Communicate the key problems you uniquely solve. It’s really important to stress your differences and what separates you from the competition. But, not as a feature of your product or service. Highlight the problems your ideal prospects have that you solve much better than your competition.
Keep it short. When you try to stuff too much into an introduction your message will get muddled. And you’ll lose the attention of your audience. Develop two versions of your message. One for one-to-one business introductions that’s a message of only fifty words, or less, which is about 11 seconds – fewer than 7 seconds is ideal. And another to use when presenting to a group with no more than seventy-five words or about 19 seconds long. Brief and crisp are your friends!
Have a call-to-action. Finish strong. Let people know what the next step is. Invite them to learn more or even ask if they know others who need your product or service.

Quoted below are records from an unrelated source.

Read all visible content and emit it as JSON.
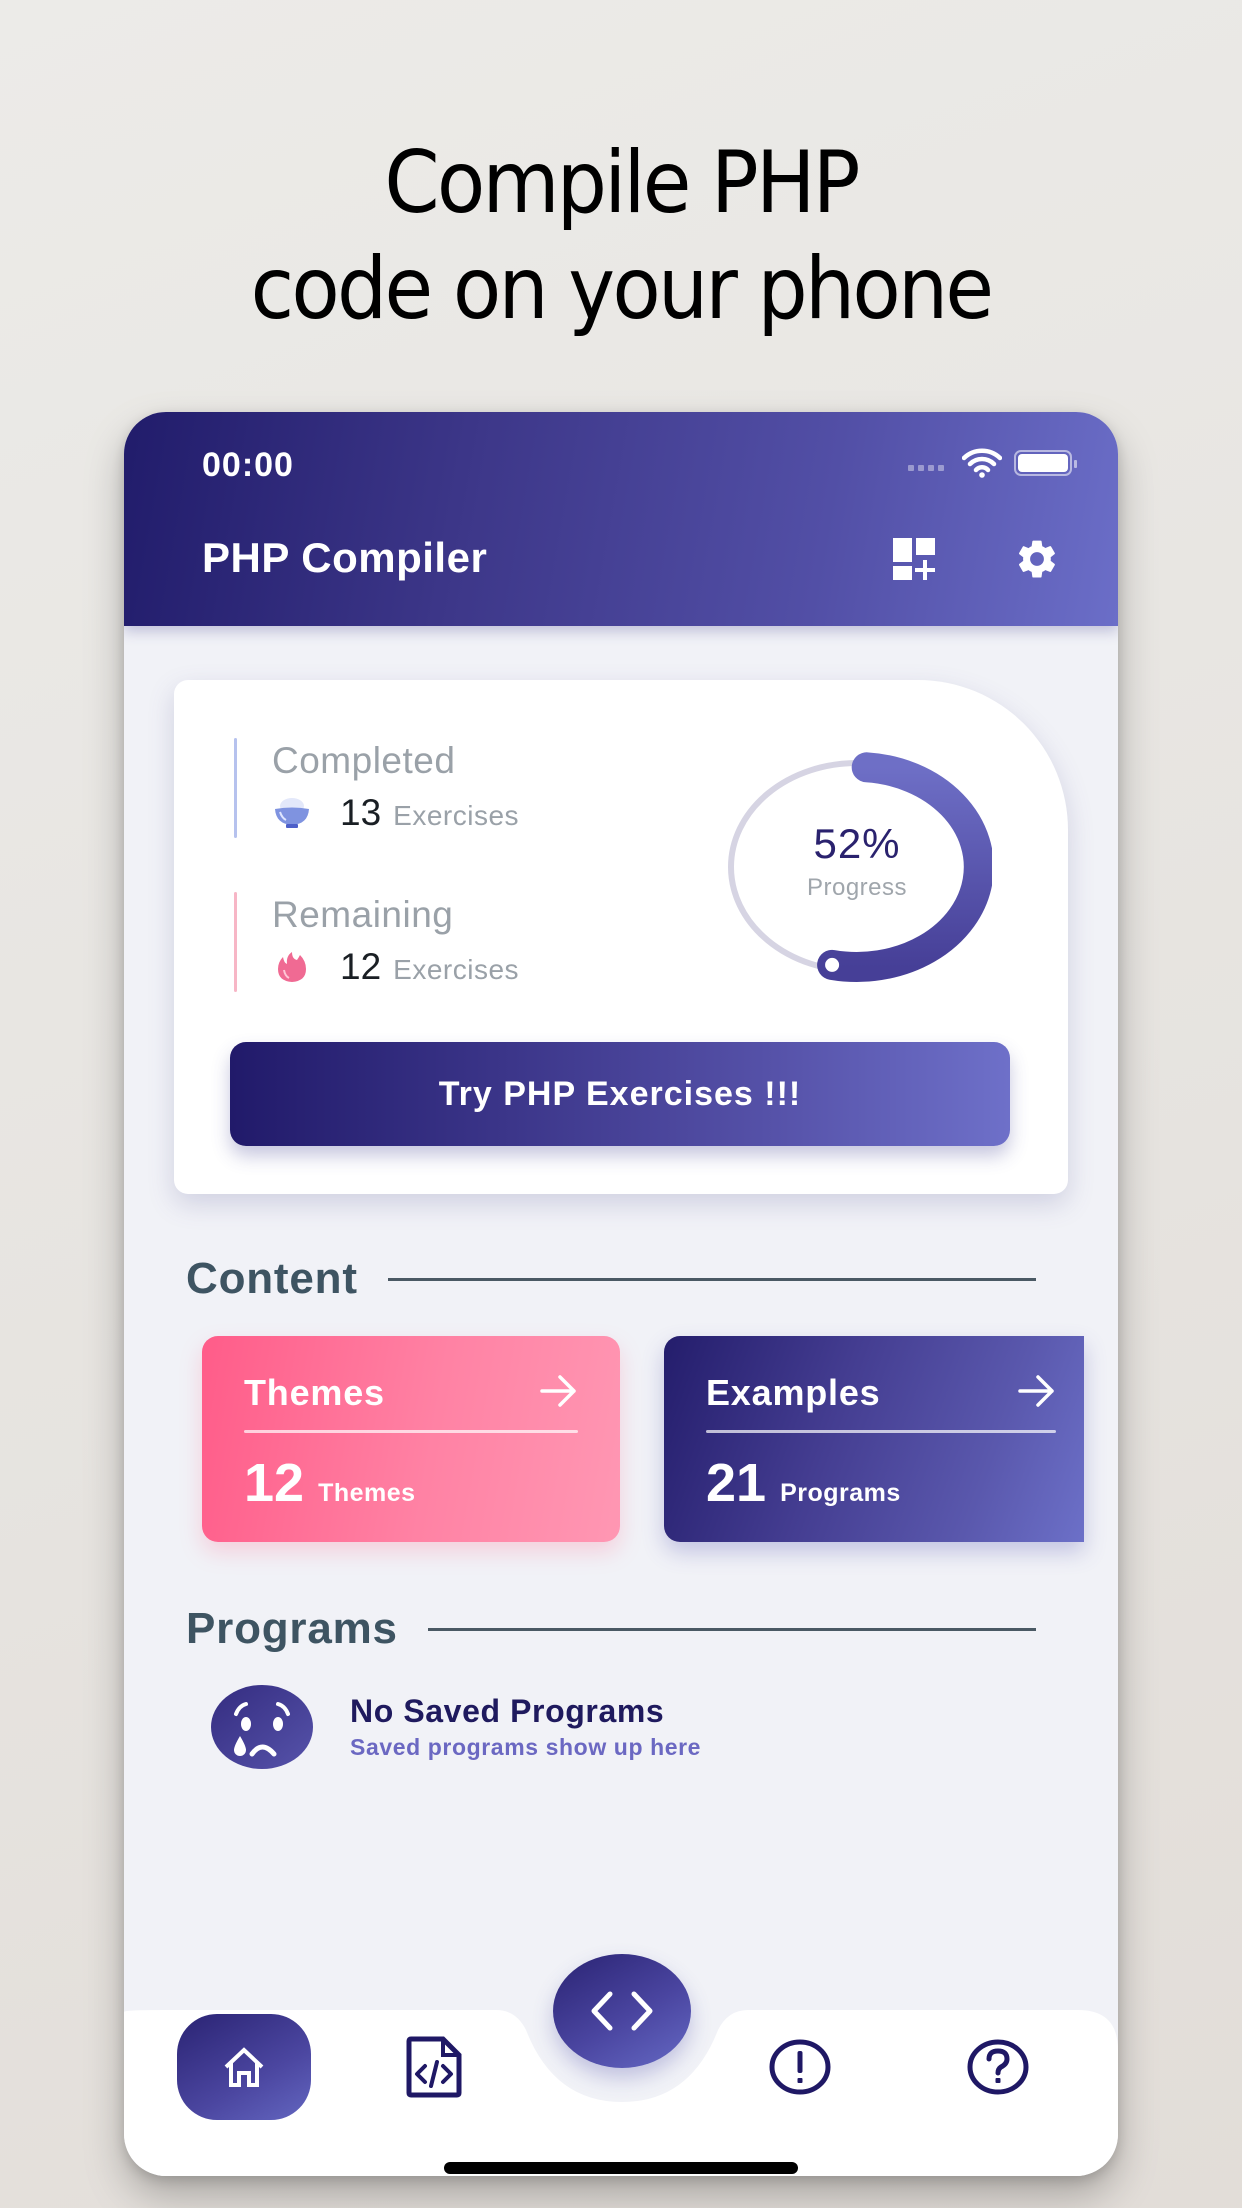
{
  "headline": {
    "line1": "Compile PHP",
    "line2": "code on your phone"
  },
  "status_bar": {
    "time": "00:00",
    "icons": [
      "signal-icon",
      "wifi-icon",
      "battery-icon"
    ]
  },
  "app_bar": {
    "title": "PHP Compiler",
    "actions": [
      {
        "name": "add-widget-icon"
      },
      {
        "name": "gear-icon"
      }
    ]
  },
  "progress_card": {
    "completed": {
      "label": "Completed",
      "count": "13",
      "unit": "Exercises",
      "icon": "rice-bowl-icon",
      "accent": "#b6c2ee"
    },
    "remaining": {
      "label": "Remaining",
      "count": "12",
      "unit": "Exercises",
      "icon": "flame-icon",
      "accent": "#f7b6c6"
    },
    "progress": {
      "value_text": "52%",
      "label": "Progress",
      "fraction": 0.52
    },
    "cta_label": "Try PHP Exercises !!!"
  },
  "content_section": {
    "title": "Content",
    "tiles": [
      {
        "title": "Themes",
        "count": "12",
        "unit": "Themes",
        "color": "#ff6e96"
      },
      {
        "title": "Examples",
        "count": "21",
        "unit": "Programs",
        "color": "#3f3a8e"
      }
    ]
  },
  "programs_section": {
    "title": "Programs",
    "empty_title": "No Saved Programs",
    "empty_subtitle": "Saved programs show up here"
  },
  "bottom_nav": {
    "items": [
      {
        "name": "home-icon",
        "active": true
      },
      {
        "name": "code-file-icon",
        "active": false
      },
      {
        "name": "code-brackets-icon",
        "fab": true
      },
      {
        "name": "alert-icon",
        "active": false
      },
      {
        "name": "help-icon",
        "active": false
      }
    ]
  },
  "colors": {
    "primary_dark": "#211c6b",
    "primary_light": "#6b6ec8",
    "pink": "#ff6e96",
    "background": "#f1f2f7"
  }
}
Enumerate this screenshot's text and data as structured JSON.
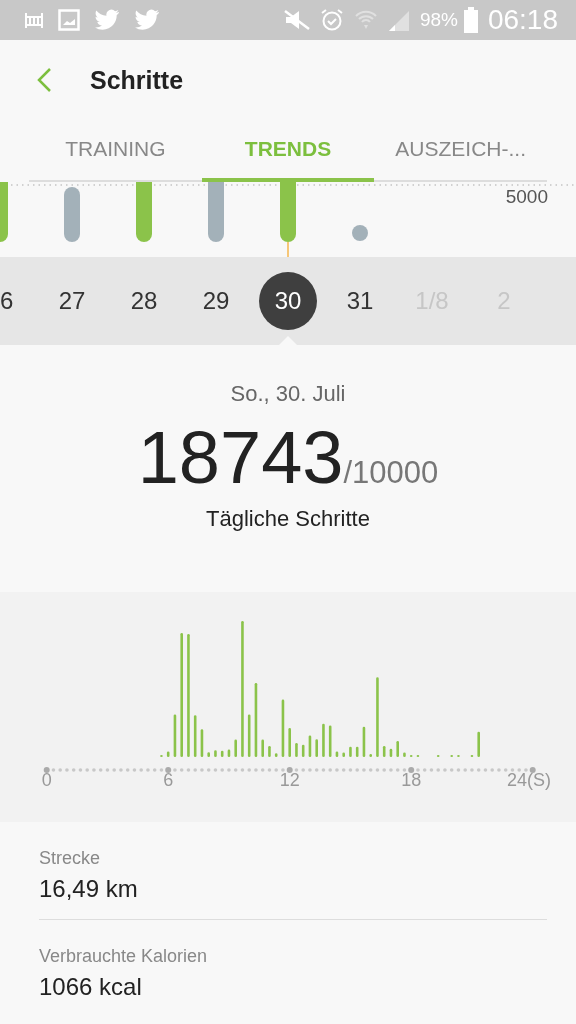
{
  "status_bar": {
    "battery": "98%",
    "time": "06:18"
  },
  "header": {
    "title": "Schritte"
  },
  "tabs": [
    {
      "label": "TRAINING",
      "selected": false
    },
    {
      "label": "TRENDS",
      "selected": true
    },
    {
      "label": "AUSZEICH-...",
      "selected": false
    }
  ],
  "weekly_chart": {
    "goal_label": "5000"
  },
  "days": [
    {
      "label": "6",
      "selected": false,
      "disabled": false,
      "goal_met": true
    },
    {
      "label": "27",
      "selected": false,
      "disabled": false,
      "goal_met": false
    },
    {
      "label": "28",
      "selected": false,
      "disabled": false,
      "goal_met": true
    },
    {
      "label": "29",
      "selected": false,
      "disabled": false,
      "goal_met": false
    },
    {
      "label": "30",
      "selected": true,
      "disabled": false,
      "goal_met": true
    },
    {
      "label": "31",
      "selected": false,
      "disabled": false,
      "goal_met": false
    },
    {
      "label": "1/8",
      "selected": false,
      "disabled": true
    },
    {
      "label": "2",
      "selected": false,
      "disabled": true
    }
  ],
  "summary": {
    "date": "So., 30. Juli",
    "steps": "18743",
    "goal": "/10000",
    "caption": "Tägliche Schritte"
  },
  "hourly_chart": {
    "x_labels": [
      "0",
      "6",
      "12",
      "18",
      "24(S)"
    ]
  },
  "stats": [
    {
      "label": "Strecke",
      "value": "16,49 km"
    },
    {
      "label": "Verbrauchte Kalorien",
      "value": "1066 kcal"
    }
  ]
}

Flip your message to amaze people. Almost everyone uses the same old, tired format to give their intro. Catch the attention of people by saying what you do with an unexpected twist. First state the big problem with an insight to your ideal buyer’s situation, transition to the hope you can provide (without mentioning your offering), talk about the path to get there, and then add the “what”, which is your product or service.
Most people introduce what they do as the “truth” saying something like, “we offer [X] that solves [Y].” This seems reasonable enough, yet it’s sure to immediately put the listener in defensive mode. That’s because a claim without proof is a big turnoff to our subconscious brain and is not the way to start a conversation.
Instead, try something different. Here’s how you can put all the above points together. “We looked at [the Big Problem] and thought, what if [the Big Idea]. Could you have a way to [the Big Future] by creating a [What You Offer]? That’s what we do” It’s like a mini-story in less than nine seconds that opens the brain to the possibility of a better future.
An introduction like this is structured to rouse curiosity and spur the other person to ask questions such as, "Really, how do you do that?” Now, you have a conversation going!
Be concise. Be memorable. And be crystal clear as to what sandbox you play in.
So, can you tell me about what you do?
* as of August 6, 2018
Ron Stein is founder of More Customers Academy, helping business leaders build strategic messaging and positioning that cuts through the competitive noise to grow revenue. Ron has developed his own highly successful 5-step Stand Out & Sell More approach to winning new customers as a result of his twenty-five years of business development, marketing, and selling experiences. He works with a range of businesses, from startups to large corporations across industries including technology and healthcare, manufacturing, and financial services and banking. Ron conducts workshops, leads company meetings, offers keynote talks, and consults. He can be reached at 727-398-1855 or by email.